The United States Foreign Intelligence Surveillance Court (or FISC ) is a United States federal courts.
It was established by the Foreign Intelligence Surveillance Act of 1978 (FISA).
The FISC oversees requests for surveillance Warrant (law)|warrants against suspected foreign secret
agents inside the United States by federal police agencies (primarily the Federal Bureau of Investigation).
The FISA and FISC were inspired by the of the Church Committee.
Each application for one of these surveillance warrants (called a FISA warrant) is made before an individual
judge of the court. Like a grand jury, FISC is not an Adversary court: the federal government is the only
party to its proceedings. However, the court may allow third parties to submit briefs as "amicus curiae".

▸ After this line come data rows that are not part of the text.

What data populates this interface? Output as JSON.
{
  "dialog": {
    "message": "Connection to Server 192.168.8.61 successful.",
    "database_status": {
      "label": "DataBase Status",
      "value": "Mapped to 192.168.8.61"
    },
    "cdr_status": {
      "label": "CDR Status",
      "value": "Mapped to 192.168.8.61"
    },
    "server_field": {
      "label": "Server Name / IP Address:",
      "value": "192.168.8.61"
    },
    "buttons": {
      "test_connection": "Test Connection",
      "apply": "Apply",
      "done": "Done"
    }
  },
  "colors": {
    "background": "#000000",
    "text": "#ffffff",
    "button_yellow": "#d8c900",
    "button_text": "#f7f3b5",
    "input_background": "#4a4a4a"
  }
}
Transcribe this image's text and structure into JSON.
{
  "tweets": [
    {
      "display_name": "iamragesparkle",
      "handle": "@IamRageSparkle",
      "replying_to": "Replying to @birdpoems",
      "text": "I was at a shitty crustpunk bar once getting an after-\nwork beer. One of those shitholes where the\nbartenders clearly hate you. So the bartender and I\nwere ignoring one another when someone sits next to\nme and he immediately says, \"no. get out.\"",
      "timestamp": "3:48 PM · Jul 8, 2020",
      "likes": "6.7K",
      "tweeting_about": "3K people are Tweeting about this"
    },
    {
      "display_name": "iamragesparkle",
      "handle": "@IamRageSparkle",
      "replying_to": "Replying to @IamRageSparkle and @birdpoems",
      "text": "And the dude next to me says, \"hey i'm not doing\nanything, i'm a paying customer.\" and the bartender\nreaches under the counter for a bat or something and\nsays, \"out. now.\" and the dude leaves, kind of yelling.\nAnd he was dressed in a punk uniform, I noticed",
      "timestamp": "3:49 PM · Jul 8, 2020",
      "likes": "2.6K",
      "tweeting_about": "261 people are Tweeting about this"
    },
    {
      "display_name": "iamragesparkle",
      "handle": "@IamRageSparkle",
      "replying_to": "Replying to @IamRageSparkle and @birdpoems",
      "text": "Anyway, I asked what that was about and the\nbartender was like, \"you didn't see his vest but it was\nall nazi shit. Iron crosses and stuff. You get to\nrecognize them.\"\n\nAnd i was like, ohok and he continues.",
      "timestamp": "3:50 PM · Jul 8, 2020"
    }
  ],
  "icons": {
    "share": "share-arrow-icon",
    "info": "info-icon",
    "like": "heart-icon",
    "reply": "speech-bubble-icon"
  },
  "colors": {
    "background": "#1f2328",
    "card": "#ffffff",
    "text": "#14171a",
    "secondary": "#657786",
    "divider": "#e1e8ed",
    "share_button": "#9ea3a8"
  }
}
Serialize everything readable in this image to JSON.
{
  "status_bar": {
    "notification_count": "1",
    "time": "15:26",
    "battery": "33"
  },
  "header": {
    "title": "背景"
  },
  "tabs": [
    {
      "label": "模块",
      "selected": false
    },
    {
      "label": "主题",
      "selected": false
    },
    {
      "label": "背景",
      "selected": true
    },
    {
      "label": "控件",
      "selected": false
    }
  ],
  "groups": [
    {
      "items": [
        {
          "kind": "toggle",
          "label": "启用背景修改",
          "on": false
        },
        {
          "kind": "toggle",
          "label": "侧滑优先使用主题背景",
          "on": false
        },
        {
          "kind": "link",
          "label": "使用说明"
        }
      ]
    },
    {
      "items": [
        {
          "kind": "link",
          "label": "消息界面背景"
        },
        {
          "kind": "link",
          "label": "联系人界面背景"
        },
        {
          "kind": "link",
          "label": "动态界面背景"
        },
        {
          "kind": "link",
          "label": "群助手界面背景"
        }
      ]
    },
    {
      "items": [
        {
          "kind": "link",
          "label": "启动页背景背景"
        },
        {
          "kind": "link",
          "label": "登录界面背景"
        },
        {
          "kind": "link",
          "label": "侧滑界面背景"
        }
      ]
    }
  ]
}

When the Attorney General determines that an emergency exists he may authorize the emergency employment
of electronic surveillance before obtaining the necessary authorization from the FISA court, after which the
Attorney General or his designee must notify a judge of the court not more than 72 hours after the Attorney
General authorizes such surveillance. According to the US Code Title 50 § 1805.
If an application is denied by one judge of the FISC, the federal government is not allowed to make
the same application to a different judge of the FISC. Instead, denials must be appealed to the United
States Foreign Intelligence Surveillance Court of Review. Such appeals are rare: the first appeal from the
FISC to the Court of Review was made in 2002, 24 years after the founding of the FISC. It is also rare
for FISA warrant requests to be turned down by the court. Through the end of 2004, 18,761 warrants
were granted, while just five were rejected (many sources say four). Fewer than 200 requests had to
be modified before being accepted, almost all of them in 2003 and 2004. The four known rejected requests
were all from 2003, and all four were partially granted after being resubmitted for by the government.
Of the requests that had to be modified, few if any were before the year 2000. In subsequent years,
according to journalist Joshua Micah Marshall, the breakdown was as follows: Here are some more
details on the record of the FISA Court], "Talking Points Memo", December 17, 2005.
On May 17, 2002, the court rebuffed then-United States Attorney General John Ashcroft, releasing
an opinion that alleged that FBI and United States Department of Department officials had "supplied
erroneous information to the court in more than 75 applications for search warrants and wiretaps,
including one signed by then-FBI Director Louis J. Freeh".
Secret Court Rebuffs Ashcroft: Justice Dept. Chided On "Washington Post", August 23, 2002 page A01 Whether this rebuke
is related to the court starting to require modification of drastically more requests in 2003 is unknown.
On December 16, 2005, the New York Times reported that the George W. Bush|Bush administration had been conducting
surveillance against U.S. citizens without the knowledge of the FISC since 2002.
The government's apparent circumvention of the FISC started prior to the increase in court-ordered modifications to warrant requests. Closed hearings and classified proceedings Because of the sensitive nature of its business, the FISC is a "secret court": its hearings are closed to the public, and, while records of the proceedings are kept, those records are also not available to the public. (Copies of those records with Classified information in the United information redacted can and have been made public.) Due to the classified nature of its proceedings, only government attorneys are usually permitted to appear before the FISC. Due to the nature of the matters heard before it, FISC hearings may need to take place at any time of day or night, weekdays or weekends; thus, at least one judge must be "on call" at all times to hear evidence and decide whether or not to issue a warrant. When the court was founded, it was composed of seven United States district court|federal district judges appointed by the Chief Justice of the United States, each serving a seven year term, with one judge being appointed each year. In 2001, the USA PATRIOT Act expanded the court from seven to eleven judges.